Great headline, no? Alas, it’s not mine but Jim Treacher’s. My headline for this post was going to be “Jesus saves,” which is a solid B, I’d like to think. But when someone hands you A+ material, you take it.
In case you’re reading this despite being one of the many millions who’ve given up on the show because it’s constantly running in circles, let me make you feel bad by telling you that you missed one of the great set pieces in “Walking Dead” history, a zombie ambush of our heroes triggered by the undead tumbling en masse down a hill buffoonishly. You need to see it to believe it (and you can, per the clip below). In fairness, shuffling off a small cliff is one of the few ways zombies *could* conceivably catch the living by surprise by generating the velocity needed to get the jump on them. Done right, I think this could have been a tense and effective confrontation. Done the way it was done, it looked ridiculous. The zombies should have gone head over feet down the hill or skidding on their heels, not rolling on their sides like kindergarteners at recess. Although now that I think about it … no, zombies going head over feet ragdoll-style would have played even more comically. There’s just no way to do a “cannibal ghouls tumbling out of control” action sequence that won’t make the audience bust out laughing, is there? But points for trying. The genre deserved at least one “cadaverlanche.”

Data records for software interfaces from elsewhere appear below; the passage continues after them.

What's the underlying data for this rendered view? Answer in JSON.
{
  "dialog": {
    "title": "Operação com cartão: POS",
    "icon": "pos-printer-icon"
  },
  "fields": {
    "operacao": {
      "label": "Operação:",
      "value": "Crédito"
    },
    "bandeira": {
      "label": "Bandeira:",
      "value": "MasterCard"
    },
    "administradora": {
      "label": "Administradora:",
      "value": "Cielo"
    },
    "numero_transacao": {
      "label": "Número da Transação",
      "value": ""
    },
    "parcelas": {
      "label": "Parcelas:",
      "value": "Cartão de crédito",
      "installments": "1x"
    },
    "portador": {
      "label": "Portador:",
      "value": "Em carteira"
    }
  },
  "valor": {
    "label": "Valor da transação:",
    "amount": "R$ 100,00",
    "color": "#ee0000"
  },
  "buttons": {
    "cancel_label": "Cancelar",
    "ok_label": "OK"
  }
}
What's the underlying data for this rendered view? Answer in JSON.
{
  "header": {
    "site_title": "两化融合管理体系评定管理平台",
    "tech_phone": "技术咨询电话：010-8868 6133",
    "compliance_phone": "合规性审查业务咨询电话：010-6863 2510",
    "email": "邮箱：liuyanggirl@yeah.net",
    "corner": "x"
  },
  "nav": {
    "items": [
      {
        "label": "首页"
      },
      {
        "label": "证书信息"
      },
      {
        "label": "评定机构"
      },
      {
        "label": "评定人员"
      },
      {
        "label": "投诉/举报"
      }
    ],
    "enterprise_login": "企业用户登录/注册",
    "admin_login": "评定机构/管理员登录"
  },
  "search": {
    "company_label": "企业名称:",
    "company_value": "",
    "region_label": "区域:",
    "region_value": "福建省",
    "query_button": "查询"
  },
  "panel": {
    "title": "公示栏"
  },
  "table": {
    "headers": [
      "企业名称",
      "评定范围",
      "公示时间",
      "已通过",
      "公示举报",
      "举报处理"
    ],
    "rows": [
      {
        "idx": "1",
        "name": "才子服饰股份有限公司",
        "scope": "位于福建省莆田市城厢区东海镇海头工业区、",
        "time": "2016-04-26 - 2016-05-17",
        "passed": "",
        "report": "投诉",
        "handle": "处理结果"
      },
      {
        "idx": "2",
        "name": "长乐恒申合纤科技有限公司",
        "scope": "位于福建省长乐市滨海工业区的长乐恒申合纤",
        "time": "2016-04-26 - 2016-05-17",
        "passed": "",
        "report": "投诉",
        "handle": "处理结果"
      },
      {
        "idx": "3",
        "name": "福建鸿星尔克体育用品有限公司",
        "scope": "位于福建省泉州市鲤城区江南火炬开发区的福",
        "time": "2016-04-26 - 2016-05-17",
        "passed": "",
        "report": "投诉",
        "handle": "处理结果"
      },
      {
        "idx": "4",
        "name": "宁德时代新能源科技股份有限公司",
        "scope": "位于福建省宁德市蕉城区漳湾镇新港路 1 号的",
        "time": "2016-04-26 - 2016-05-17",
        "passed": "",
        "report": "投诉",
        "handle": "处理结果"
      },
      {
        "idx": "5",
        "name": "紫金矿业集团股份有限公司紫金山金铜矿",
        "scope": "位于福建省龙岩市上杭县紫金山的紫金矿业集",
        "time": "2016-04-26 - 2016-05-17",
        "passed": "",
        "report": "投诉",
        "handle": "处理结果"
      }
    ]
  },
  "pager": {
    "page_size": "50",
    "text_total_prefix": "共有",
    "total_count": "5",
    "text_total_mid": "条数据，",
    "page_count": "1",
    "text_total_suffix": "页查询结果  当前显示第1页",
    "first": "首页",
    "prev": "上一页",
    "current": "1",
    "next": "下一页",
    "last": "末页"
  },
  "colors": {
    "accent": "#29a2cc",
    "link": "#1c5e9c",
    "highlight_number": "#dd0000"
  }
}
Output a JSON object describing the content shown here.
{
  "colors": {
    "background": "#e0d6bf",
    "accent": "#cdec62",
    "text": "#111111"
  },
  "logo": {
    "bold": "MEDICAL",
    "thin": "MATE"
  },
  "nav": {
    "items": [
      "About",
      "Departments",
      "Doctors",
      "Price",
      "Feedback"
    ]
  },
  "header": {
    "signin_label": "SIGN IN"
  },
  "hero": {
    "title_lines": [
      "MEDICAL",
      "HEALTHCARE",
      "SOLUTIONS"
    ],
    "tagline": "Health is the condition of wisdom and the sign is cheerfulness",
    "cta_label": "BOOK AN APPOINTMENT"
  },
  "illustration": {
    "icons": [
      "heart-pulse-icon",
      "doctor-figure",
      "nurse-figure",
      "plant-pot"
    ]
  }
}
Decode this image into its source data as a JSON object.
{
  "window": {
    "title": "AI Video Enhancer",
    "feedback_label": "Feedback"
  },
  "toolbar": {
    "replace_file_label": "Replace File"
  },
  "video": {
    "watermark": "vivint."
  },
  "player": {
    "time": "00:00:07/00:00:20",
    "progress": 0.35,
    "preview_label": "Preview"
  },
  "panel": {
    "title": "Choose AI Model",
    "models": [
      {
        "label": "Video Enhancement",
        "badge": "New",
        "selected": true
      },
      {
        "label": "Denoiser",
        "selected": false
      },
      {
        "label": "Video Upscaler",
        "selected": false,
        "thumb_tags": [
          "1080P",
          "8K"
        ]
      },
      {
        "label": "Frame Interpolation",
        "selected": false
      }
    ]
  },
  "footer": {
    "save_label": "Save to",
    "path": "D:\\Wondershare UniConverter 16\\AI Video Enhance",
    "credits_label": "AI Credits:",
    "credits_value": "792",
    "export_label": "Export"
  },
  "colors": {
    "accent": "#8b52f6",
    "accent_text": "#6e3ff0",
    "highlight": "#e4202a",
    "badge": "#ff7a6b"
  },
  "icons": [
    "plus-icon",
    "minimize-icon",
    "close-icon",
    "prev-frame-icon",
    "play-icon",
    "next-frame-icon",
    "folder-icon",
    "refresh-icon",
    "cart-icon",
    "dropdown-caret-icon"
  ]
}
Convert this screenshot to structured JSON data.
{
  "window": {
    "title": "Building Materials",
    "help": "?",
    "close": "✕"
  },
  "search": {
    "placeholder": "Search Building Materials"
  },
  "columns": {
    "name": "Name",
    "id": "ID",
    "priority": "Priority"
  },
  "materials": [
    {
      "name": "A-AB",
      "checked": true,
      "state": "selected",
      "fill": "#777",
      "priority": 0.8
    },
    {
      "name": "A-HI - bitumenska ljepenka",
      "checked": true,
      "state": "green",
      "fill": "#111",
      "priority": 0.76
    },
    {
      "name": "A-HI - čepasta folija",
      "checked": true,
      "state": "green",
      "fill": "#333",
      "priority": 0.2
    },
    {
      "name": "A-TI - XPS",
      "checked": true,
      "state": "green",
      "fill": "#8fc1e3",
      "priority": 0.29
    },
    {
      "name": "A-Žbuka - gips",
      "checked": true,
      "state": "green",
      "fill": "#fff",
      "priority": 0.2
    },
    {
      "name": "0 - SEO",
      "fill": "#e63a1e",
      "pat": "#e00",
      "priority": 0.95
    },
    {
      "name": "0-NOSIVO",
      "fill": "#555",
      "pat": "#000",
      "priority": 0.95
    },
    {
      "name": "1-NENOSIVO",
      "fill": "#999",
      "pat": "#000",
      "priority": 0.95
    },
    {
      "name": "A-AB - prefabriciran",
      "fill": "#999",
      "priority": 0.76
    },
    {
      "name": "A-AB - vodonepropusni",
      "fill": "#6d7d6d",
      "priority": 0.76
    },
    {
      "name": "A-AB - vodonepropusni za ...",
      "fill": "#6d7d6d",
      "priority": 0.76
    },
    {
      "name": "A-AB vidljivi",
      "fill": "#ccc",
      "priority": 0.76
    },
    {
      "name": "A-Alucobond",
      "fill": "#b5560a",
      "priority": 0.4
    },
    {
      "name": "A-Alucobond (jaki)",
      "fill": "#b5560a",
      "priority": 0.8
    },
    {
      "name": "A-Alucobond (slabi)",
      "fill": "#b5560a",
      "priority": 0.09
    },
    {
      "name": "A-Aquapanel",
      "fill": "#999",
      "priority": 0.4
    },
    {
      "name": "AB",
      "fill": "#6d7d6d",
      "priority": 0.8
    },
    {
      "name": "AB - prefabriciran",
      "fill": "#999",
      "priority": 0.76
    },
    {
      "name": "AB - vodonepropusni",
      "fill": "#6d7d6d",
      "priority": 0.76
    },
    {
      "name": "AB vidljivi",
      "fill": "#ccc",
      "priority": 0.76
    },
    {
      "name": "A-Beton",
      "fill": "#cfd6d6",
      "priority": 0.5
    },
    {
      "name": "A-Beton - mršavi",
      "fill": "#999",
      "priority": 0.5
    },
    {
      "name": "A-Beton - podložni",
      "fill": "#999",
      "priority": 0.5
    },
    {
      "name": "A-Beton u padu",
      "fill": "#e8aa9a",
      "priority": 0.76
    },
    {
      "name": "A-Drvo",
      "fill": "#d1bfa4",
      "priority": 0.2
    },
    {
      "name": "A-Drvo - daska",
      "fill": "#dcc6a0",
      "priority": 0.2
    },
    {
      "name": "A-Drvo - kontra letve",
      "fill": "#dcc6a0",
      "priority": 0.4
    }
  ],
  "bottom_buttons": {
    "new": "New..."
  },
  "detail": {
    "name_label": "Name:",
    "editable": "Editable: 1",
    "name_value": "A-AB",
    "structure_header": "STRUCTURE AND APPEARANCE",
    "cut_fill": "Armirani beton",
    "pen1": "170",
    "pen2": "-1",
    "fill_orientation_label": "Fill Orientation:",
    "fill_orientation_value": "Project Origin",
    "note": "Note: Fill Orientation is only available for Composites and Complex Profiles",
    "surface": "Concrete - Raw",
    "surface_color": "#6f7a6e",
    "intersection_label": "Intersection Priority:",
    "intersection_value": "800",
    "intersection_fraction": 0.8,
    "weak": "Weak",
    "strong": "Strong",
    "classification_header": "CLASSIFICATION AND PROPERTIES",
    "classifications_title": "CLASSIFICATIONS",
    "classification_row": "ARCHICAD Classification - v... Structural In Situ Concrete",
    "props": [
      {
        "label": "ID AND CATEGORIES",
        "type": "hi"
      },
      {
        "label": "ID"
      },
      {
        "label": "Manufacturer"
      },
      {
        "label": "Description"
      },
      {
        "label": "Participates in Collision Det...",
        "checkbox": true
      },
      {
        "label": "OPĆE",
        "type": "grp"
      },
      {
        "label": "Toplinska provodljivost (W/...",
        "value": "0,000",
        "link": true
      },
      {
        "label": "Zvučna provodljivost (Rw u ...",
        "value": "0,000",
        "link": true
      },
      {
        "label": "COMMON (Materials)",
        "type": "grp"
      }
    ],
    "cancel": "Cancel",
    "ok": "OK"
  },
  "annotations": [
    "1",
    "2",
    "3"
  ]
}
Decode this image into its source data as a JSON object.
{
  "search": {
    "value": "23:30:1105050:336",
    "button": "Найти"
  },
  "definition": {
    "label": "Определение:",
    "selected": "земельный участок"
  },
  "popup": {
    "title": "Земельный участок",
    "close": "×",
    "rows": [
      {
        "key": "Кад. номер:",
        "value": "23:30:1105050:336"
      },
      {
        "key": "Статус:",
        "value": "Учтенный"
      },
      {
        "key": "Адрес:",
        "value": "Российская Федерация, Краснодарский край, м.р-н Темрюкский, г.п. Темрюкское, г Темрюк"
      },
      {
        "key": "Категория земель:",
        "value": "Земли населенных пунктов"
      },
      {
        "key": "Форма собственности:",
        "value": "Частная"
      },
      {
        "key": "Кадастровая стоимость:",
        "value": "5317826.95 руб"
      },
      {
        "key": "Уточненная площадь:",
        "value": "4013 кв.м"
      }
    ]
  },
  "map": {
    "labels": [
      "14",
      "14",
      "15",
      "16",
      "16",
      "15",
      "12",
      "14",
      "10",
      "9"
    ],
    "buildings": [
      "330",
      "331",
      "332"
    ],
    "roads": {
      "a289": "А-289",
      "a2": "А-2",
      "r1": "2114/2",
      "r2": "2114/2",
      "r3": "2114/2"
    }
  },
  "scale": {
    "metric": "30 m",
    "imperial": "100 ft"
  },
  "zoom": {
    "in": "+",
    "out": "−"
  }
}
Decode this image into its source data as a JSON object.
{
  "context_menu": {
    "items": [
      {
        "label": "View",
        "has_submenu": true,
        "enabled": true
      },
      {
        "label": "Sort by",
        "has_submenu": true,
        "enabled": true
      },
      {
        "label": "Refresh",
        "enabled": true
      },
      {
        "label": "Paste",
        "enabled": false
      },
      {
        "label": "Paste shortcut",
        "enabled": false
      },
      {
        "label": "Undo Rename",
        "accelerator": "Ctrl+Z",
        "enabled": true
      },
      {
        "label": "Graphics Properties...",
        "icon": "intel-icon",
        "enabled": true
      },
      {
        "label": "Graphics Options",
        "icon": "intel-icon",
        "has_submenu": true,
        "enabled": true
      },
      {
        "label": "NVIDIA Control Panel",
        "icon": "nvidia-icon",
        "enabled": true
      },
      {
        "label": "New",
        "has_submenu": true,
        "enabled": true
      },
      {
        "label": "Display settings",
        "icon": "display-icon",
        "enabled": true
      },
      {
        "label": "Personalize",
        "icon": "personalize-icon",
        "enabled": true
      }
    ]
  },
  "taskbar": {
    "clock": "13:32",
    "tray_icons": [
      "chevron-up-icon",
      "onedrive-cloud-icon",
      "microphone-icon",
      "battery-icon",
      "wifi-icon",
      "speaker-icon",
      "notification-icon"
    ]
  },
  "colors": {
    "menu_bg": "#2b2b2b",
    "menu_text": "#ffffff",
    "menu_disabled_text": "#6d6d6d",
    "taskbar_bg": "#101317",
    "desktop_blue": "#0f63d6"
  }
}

The rest of the episode trod the well-worn ground of survivors struggling with how ruthless they should be towards their enemies. They’ve been pounding that theme for at least five seasons. Viewed broadly enough, it’s the theme of every episode of the series; the writers just explore it more overtly at times than others. Rick himself seems to cycle through “ruthless” and “civilized” stages with no apparent rhyme or reason. He’s constantly trying to domesticate the world around him (Farmer Rick, Sheriff Rick in Alexandria), then inevitably ends up brutalized and traumatized by the ruthlessness of some predatory group before reverting to ruthlessness himself to defeat them. The show’s doubled up on that theme now by forcing it on two different pairs of characters: There’s the “Jesus versus Morgan” conflict on whether to execute the Savior POWs, which has already descended into manual combat, and there’s the developing “Rick versus Daryl” conflict along the same lines. Daryl wastes Morales without a second thought, then breaks Rick’s promise to let the Savior behind the tree go free if he surrenders by shooting him in the head. (Maggie is as yet undecided.) You would think they’d all have learned enough hard lessons about killing your enemies when you have the chance to side with the Morgan/Daryl view on this, but protecting Rick’s image as a good man trying to stay good is the central preoccupation of the show. Having him fully embrace the ethos of executing prisoners would complicate that. So Rick, inexplicably, seems to be on the side of civilization again even though he and his gang *just* mobilized for a fight to the death with the Saviors.
Because Rick is such a bore I find myself enjoying Ezekiel’s bombast more and more. He’s ludicrous but his jovial faux-confidence seems like a recognizably human response to the anxiety of leadership in a situation as unfamiliar as paramilitary warfare. His delight when the Kingdom’s ambush of the Saviors comes off without a hitch, miraculously, is infectious. The show did a nice job of building the viewer’s confidence that maybe he and his squad would be a potent weapon against Negan before pulling the rug out with that ambush by the Saviors in the final scene last night. A *lot* of the Kingdom’s troops must be dead now. What that’s going to do to Ezekiel and his pretend confidence, assuming he survives, is a matter of real suspense. The way the writers handled Eric’s send-off was also surprisingly well done given the conventions of the zombie genre. When a beloved character (or a character beloved by a prominent character, as Eric was) resurrects, he or she is always, always shot in the head by a friend or lover to spare them the indignity of wandering the earth as the undead, scavenging for human remains. Not this time. Aaron could have chased after zombie Eric and put him down but instead he’s dragged away as Eric lumbers towards the woods. Offhand I’m not sure I’ve seen that before in a zombie movie or television show. If the audience has invested emotionally in a character, even a little bit, that character is not allowed to zombify and then join the rest of the hordes to roam aimlessly. It was haunting watching Eric recede in the distance towards the fate that awaits everyone in zombie world, like seeing a soul pass to the other side.
And oh, if you’re keeping score, yes of course there was a confrontation between two antagonists in which one clearly could have killed the other but lost the opportunity because he insisted on talking for too damned long. Usually the show reserves that lame gimmick for when Negan and Rick are face to face but this time Morales couldn’t stop blabbering and got a Daryl crossbow through the skull for this trouble. Right, right, he was told to take Rick alive if possible, but he knew how dangerous Rick was. If you find yourself alone with Papa Grimes, you take the shot. Immediately.